This weekend was killer. Handsome and I participated in Bike to the Bay for MS 2013. It was a 75 mile trek from Dover to the beeches of Delaware with the option to add an additional 25 to round out the trip to a full 100. I went into the day wanting to crush the 100, but heavy winds and a need for a bit more endurance training made the choice to finish out the 75 easier. Handsome however continued on with another friend he met along the way and they took turns through the last 25 pulling one another through. Pumped and proud of both of us, along with every other person who pulled out a bike and showed up for MS. Whether it was the full two day adventure or the 17 mile loop, they did it - and that is awesome. Last year, we said we could never own road bikes. That stuff was for the birds...
We were in bed by 8.
Sunday we headed down to spectate our first cross race. Cross is bat.shit.crazy. So, mountain biking, I hurl myself through the woods, over roots, trees, rocks, water, and the sort. But for 90% of the race, the pack is relatively spread out. But with cross, to start, cross is a shorter track of red and white tape directing the riders as to where to go, instead of tiny arrows on single track paths through woods. The race started with a thick pack of over 100 riders lined up by a point system I don't grasp quite yet in a 12 foot area that rapidly decreased to 9 feet with wild eyed position hungry testosterone pumping athletes all fighting to move up a few spots. The start I saw left one kid laying the wrong way in the dust. There are moving dismounts, bunny hops, 90 degree turns, giant stairs and sand pits. Oh, and everyone is still eating one another's tire. Forget that.
Handsome says give it a year.
I've been known to eat my words more than once on this whole bike thing... but really, that looks insane. Fun. But insane.
I have a feeling that restful weekends are a distant memory the way our life is going. And I'm 100% ok with that.
- 1 15 oz can pears halves in heavy syrup, reserve the liquid
- 1 tbs fresh lemon juice
- 2 tbs whiskey
- 3 tbs sugar
- 1 tbs vanilla extract
- ¼ cup sugar
- 1 ½ cups flour
- ¼ teas salt
- ½ cup cold unsalted butter, cut into ½? cubes
- 1 large egg, beaten
- For the almond filling:
- ¼ cup unsalted butter, cool but not cold
- 4 ½ oz almond paste
- 1 large egg
- 1 ½ tbs cornstarch
- 1 tbs whiskey
- Reserved pear liquid
- 1 teas whiskey
- ¾ teas cornstarch
- The night before: Strain the pears reserving the liquid for the glaze later.

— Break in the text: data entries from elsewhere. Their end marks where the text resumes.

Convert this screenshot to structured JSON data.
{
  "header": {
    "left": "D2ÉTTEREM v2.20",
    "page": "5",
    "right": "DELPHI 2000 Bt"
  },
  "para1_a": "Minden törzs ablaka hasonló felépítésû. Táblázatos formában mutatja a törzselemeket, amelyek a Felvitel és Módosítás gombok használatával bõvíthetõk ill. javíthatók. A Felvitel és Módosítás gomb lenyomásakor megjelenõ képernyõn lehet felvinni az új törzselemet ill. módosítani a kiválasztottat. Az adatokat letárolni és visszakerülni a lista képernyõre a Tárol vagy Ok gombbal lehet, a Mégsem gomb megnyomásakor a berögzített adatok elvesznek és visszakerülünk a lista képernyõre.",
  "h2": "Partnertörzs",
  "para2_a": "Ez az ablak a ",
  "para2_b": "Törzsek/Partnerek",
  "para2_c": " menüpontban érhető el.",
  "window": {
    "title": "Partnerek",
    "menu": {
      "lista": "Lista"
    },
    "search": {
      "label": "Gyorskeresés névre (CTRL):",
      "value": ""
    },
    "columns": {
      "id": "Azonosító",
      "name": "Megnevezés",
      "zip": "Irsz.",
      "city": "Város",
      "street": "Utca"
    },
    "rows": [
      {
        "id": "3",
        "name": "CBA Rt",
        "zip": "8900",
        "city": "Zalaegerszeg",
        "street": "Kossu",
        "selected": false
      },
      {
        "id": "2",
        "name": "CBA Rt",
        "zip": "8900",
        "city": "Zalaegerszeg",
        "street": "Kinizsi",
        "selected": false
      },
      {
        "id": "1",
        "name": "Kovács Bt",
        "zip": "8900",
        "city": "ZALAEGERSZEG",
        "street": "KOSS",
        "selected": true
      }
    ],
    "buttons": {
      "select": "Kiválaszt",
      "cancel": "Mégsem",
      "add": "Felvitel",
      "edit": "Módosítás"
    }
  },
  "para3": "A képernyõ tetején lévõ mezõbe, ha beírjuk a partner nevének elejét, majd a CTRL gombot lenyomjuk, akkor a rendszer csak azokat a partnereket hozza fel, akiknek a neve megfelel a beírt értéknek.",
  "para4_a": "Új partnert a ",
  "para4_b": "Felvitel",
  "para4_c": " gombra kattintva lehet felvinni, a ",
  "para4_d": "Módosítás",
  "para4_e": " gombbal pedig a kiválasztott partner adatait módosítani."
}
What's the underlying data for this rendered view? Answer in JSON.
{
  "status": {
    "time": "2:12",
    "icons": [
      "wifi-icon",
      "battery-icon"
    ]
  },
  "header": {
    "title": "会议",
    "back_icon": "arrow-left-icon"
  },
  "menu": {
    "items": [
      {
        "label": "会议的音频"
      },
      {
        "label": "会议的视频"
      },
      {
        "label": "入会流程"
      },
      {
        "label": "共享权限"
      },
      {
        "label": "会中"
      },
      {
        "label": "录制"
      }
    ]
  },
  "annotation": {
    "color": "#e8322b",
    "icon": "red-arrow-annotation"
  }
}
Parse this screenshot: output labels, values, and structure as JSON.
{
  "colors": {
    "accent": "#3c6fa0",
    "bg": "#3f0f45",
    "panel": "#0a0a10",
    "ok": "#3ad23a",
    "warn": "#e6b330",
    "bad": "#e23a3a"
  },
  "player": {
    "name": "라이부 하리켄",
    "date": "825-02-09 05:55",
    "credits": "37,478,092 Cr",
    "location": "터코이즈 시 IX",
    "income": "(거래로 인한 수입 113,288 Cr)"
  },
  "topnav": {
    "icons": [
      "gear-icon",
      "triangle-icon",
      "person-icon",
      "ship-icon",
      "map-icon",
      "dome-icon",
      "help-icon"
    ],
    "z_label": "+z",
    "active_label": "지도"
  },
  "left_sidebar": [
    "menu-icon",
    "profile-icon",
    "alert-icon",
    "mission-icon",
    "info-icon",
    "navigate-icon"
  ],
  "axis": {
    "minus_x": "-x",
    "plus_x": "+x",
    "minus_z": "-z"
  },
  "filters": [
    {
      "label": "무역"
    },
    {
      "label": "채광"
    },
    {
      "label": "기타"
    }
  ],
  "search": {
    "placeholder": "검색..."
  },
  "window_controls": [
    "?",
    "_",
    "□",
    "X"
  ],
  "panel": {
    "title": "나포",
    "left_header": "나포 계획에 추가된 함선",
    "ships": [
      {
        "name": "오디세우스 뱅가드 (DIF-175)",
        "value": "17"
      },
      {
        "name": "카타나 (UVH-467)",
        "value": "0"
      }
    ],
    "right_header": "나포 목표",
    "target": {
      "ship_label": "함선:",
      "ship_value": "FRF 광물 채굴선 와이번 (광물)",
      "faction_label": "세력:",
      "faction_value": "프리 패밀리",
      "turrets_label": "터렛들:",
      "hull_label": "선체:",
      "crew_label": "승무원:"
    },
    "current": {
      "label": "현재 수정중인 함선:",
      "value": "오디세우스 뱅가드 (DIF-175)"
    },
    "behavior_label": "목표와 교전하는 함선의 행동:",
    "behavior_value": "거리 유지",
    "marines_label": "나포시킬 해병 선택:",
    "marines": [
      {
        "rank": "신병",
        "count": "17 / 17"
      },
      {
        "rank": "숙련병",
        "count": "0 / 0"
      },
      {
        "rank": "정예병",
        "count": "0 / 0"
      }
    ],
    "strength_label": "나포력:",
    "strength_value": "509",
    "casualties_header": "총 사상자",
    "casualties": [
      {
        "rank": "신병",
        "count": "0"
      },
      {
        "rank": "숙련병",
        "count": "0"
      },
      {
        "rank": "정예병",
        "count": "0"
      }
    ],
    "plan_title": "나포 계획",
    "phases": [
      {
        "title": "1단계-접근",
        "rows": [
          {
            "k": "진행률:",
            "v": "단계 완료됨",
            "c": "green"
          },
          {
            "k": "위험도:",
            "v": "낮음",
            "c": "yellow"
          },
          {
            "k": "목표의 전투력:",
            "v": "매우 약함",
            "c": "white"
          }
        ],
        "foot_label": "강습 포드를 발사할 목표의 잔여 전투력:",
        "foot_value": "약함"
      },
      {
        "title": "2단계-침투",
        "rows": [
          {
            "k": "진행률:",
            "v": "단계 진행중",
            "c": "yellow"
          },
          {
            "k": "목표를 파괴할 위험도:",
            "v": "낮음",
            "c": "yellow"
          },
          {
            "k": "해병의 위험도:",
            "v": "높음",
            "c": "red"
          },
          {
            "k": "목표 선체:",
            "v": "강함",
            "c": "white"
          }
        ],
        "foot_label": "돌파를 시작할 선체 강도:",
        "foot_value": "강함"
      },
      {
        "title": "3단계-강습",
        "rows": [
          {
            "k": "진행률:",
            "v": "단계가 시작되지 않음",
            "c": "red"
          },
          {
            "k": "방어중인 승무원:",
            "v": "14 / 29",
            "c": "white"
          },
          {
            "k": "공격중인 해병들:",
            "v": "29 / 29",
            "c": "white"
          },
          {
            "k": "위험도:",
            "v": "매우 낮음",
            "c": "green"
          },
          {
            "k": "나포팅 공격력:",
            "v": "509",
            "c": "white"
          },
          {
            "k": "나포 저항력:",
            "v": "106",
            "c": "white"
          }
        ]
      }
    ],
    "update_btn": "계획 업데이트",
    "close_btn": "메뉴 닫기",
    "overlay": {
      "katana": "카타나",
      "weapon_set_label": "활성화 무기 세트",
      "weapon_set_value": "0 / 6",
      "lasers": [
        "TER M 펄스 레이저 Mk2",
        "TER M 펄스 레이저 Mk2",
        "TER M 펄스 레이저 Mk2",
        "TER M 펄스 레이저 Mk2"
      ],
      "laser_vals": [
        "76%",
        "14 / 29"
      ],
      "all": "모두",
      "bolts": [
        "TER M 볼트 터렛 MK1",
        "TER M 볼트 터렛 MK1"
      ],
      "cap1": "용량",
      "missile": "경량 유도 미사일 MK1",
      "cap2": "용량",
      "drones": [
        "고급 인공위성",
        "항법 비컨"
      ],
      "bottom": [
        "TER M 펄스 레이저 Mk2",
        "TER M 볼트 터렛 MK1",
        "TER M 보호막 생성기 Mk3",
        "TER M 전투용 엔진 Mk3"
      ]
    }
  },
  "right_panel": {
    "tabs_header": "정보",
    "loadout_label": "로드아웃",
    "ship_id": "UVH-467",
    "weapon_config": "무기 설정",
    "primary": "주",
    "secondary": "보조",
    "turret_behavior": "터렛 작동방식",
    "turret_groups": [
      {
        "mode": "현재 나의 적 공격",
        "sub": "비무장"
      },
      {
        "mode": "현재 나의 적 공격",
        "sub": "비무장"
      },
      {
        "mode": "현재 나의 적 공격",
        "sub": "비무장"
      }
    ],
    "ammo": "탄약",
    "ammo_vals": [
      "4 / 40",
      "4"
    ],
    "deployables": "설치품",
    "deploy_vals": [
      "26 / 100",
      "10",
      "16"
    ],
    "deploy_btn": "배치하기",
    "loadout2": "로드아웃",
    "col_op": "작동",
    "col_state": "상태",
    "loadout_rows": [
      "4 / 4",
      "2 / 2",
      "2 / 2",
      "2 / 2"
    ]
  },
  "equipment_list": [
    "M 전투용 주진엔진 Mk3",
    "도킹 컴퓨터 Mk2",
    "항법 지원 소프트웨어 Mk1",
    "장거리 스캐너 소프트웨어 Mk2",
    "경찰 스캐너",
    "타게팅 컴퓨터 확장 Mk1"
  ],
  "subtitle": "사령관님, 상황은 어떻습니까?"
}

Cover and place liquid in fridge.
- In a medium bowl, whisk the lemon juice, whiskey, sugar, and vanilla. Toss the pears with the liquid, cover with plastic wrap or lid, and place in fridge overnight.
- In the bowl of a food processor, pulse the sugar, flour, and salt to mix. Add the butter and pulse until ‘sandy’. Add the egg and pulse until the dough forms a lump. Turn the dough out onto a clean work surface and form into a disk, wrap with plastic wrap, and place in the fridge overnight.
- The day of: Sprinkle a clean work surface with flour. Roll out the tart dough to a large rectangle, about ¼? thick. Gently, place in tart pan and press into corners. Trim excess. Place in freezer for 30 minutes.
- Meanwhile, preheat the oven to 375 degrees F and dig out those pie weights.
- Line the tart shell with aluminium foil and fill with pie weights. Bake for 15 minutes. Carefully remove aluminium foil and weights. Bake for another 10 minutes. Transfer to a wire rack to cool. Leave the oven on.
- While the tart cools, cream the butter and almond paste on the bowl of a stand mixer with the paddle attachment until fluffy, about 4 minutes. Add the egg and combine. Turn the mixer off and sprinkle the cornstarch over the filling. Turn the mixer on low to combine. Pour in the whiskey and beat to combine. Spread filling into the tart shell.
- Drain the pear halves, reserving the liquid. Slice them as desired and arrange them on top of the almond cream, pressing a bit. Bake for 35 to 40 minutes, or until the almond cream has puffed up and everything it turning a golden brown. Remove from oven and let the tart cool on a wire rack.
- Make the glaze while the tart cools. Place the reserved pear liquid and the soaking liquid (whiskey mixture) in a small saucepan over medium heat and boil gently until reduced to ¾ cup. Remove from heat and whisk for 1 minute. Add the whiskey and cornstarch, whisking to combine and break any clumps. Return to heat and bring to a boil for 1 minute. Remove from heat and use a pastry brush to spread glaze over tart.
- Serve immediately. The tart can be stored, wrapped tightly, for three days, though (from personal experience) the dough gets a little soggy each day.